What to do:
With the string "Open" as the filter, copy each matching line from the records.

Records for the task:

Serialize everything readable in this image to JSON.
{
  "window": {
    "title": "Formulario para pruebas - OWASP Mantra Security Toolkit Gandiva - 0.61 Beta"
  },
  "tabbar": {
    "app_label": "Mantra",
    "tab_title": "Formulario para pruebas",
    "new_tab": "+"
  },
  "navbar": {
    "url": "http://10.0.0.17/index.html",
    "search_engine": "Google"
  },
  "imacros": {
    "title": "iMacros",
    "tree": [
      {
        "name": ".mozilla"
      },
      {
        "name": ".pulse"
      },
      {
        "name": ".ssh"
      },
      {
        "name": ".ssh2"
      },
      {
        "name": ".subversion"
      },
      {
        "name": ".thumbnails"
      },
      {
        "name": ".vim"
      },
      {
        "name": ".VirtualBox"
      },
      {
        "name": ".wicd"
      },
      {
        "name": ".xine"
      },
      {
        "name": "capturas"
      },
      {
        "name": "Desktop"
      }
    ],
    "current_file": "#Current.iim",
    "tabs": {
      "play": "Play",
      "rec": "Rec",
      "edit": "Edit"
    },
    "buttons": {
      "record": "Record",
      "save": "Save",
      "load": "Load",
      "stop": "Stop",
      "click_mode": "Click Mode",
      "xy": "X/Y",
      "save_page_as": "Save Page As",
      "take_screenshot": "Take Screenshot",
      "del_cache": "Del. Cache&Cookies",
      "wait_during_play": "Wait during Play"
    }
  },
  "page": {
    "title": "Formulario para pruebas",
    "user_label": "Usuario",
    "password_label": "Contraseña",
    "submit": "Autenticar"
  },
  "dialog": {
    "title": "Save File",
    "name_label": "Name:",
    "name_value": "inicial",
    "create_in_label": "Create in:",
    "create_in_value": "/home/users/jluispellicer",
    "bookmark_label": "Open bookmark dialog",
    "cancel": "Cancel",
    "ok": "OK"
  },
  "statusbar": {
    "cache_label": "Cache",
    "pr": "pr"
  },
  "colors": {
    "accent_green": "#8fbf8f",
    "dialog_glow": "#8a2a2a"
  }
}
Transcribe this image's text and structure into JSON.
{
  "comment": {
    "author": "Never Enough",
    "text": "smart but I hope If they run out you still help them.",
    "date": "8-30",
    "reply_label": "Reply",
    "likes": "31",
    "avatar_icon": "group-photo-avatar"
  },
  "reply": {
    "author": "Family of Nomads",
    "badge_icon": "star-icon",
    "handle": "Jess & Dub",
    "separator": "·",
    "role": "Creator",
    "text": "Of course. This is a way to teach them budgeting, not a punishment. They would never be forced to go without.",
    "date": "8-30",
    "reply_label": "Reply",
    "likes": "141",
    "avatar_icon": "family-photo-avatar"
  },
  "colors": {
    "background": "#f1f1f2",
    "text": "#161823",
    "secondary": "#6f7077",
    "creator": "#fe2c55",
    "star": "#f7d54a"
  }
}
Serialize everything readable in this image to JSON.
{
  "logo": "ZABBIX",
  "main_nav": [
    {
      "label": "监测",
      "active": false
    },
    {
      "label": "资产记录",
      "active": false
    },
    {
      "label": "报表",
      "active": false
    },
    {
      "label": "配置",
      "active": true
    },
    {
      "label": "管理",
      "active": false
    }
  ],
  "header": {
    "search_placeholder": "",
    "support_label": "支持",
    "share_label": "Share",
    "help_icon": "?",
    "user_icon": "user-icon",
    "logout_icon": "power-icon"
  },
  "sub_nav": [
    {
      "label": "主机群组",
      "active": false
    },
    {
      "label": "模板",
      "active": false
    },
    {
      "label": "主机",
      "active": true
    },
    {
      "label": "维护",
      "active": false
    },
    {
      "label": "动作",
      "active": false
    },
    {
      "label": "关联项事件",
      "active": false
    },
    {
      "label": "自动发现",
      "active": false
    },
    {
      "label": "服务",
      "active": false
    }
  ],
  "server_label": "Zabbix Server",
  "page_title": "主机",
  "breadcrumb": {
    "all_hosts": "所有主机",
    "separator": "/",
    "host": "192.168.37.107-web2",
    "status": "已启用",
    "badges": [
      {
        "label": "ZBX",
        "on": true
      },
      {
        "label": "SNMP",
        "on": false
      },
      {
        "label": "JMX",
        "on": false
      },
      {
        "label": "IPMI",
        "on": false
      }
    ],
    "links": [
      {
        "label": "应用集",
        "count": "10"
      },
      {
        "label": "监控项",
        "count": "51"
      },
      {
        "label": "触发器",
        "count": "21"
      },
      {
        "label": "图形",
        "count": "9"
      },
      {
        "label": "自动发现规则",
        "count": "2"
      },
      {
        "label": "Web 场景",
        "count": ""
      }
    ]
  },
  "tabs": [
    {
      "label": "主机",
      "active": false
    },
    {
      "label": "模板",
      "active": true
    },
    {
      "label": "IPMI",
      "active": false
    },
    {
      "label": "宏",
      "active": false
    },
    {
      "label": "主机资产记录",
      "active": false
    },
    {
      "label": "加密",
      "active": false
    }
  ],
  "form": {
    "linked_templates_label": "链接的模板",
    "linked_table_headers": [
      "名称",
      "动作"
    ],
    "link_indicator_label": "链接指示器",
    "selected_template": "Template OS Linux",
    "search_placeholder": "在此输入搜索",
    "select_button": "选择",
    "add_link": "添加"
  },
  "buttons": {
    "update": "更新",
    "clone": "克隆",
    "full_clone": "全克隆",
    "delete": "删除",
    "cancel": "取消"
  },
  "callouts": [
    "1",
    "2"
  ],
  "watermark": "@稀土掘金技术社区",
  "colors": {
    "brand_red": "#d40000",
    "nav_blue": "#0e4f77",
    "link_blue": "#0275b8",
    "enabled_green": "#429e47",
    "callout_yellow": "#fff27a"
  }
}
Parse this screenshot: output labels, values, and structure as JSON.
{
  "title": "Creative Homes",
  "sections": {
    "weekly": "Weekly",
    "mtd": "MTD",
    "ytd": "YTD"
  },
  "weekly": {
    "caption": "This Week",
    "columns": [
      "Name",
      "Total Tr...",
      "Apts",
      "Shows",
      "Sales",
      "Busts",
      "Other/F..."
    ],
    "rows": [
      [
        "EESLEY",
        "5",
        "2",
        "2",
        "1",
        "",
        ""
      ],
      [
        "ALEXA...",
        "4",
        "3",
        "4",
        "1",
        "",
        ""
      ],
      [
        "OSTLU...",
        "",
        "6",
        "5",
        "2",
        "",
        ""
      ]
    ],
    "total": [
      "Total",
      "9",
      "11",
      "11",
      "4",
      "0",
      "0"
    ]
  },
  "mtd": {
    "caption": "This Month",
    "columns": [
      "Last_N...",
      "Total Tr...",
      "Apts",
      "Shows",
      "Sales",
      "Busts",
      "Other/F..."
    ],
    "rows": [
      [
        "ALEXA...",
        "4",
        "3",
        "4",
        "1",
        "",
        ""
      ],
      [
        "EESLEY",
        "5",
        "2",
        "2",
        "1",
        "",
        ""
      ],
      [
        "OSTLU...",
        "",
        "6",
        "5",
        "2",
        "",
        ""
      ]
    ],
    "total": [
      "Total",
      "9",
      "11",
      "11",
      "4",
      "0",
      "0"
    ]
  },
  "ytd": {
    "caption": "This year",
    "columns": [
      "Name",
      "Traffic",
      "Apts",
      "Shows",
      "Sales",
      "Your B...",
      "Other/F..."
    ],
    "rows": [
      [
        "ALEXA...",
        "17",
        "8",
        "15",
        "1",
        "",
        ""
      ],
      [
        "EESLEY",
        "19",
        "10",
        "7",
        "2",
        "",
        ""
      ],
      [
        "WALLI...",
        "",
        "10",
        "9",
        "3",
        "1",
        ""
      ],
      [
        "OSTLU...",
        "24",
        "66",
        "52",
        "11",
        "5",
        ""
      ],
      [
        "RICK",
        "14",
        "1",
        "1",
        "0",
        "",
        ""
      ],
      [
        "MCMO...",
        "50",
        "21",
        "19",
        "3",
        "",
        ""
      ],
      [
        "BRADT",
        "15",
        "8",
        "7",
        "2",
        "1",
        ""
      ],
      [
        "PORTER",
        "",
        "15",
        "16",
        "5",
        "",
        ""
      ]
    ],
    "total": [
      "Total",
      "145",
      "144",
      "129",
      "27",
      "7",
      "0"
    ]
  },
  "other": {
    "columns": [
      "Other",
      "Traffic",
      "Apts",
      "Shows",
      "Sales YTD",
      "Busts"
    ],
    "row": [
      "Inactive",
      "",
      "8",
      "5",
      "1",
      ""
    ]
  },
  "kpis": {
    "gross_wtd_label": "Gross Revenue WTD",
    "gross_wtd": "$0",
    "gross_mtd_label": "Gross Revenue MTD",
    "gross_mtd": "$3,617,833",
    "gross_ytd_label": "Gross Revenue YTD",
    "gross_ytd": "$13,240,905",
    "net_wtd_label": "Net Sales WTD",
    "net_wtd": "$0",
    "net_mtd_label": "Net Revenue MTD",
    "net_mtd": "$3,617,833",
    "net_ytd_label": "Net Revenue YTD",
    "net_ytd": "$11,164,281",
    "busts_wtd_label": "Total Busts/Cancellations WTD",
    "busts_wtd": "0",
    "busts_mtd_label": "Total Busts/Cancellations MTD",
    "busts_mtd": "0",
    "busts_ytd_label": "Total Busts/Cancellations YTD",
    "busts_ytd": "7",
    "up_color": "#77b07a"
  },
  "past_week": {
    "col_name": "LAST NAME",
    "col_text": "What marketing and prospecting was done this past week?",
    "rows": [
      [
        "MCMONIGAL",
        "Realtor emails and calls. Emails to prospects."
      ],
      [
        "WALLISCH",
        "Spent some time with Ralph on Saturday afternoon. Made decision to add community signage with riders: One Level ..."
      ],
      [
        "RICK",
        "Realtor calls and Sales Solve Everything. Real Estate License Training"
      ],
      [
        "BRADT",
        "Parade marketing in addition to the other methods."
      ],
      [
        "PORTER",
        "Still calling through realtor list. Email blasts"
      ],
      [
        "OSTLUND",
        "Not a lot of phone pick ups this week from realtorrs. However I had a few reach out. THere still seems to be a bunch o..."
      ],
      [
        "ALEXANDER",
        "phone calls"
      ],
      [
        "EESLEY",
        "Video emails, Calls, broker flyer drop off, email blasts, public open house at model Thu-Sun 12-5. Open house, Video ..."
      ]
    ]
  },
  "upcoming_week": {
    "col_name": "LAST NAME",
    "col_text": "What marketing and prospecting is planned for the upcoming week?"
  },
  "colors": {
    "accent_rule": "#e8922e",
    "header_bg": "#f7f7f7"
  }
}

Reply:
    "bookmark_label": "Open bookmark dialog",
        "Video emails, Calls, broker flyer drop off, email blasts, public open house at model Thu-Sun 12-5. Open house, Video ..."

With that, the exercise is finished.